[ASSIGNMENT] Across the entries below, count the lines that contain the word "html" and reply with that number only.

[DATA RECORDS]
◆ ◆ ◆

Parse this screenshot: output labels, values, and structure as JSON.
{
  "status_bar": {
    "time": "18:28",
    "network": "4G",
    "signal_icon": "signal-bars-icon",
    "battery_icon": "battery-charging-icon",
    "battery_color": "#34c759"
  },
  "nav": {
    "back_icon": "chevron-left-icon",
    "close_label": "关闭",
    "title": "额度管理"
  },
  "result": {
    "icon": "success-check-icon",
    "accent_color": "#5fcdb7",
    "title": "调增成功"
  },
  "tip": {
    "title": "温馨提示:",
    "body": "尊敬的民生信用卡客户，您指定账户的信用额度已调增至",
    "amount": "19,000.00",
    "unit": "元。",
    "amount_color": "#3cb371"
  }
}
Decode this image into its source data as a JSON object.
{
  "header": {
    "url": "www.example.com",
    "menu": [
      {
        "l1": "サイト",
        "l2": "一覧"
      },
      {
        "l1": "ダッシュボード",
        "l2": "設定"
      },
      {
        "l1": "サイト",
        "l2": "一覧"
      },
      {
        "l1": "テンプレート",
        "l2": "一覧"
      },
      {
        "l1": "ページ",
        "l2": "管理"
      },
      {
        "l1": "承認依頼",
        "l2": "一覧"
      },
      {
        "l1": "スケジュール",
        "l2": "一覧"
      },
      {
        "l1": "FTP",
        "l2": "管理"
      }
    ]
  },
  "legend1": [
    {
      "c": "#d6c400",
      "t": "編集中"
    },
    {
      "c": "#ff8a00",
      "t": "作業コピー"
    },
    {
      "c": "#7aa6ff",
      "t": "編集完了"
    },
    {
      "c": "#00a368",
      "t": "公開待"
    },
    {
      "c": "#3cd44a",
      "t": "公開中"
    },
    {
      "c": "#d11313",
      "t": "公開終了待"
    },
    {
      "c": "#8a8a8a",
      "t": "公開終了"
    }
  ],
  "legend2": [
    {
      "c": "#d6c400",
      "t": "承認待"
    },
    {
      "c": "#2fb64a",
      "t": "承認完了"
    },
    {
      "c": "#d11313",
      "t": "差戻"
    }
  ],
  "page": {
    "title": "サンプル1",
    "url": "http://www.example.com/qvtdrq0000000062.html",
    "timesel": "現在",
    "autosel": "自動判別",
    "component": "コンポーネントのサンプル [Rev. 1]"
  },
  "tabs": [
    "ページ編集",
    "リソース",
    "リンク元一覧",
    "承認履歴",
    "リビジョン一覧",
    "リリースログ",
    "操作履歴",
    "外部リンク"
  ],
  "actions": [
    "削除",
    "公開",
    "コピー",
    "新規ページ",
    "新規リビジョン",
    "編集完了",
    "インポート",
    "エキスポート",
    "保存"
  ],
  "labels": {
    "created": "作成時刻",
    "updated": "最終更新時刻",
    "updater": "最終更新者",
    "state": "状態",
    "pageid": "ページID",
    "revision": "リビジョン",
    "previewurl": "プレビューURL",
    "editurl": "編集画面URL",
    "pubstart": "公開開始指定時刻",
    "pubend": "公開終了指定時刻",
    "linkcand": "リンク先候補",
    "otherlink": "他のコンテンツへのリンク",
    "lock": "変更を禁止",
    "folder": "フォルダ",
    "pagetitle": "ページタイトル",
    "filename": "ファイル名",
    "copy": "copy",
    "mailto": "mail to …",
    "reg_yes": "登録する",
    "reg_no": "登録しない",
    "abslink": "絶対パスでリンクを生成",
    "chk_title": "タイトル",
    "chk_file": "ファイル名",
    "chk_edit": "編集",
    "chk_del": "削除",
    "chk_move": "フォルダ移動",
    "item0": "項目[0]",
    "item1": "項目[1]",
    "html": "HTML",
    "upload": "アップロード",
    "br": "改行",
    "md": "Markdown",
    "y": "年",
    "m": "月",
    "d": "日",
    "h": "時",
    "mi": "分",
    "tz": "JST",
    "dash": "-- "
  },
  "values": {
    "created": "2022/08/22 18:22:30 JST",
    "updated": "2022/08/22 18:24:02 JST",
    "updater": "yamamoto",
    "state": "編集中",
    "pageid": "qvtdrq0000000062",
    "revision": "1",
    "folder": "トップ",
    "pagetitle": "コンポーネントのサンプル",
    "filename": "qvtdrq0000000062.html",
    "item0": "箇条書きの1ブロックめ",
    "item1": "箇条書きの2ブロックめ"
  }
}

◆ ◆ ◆

[TASK SOLUTION] 3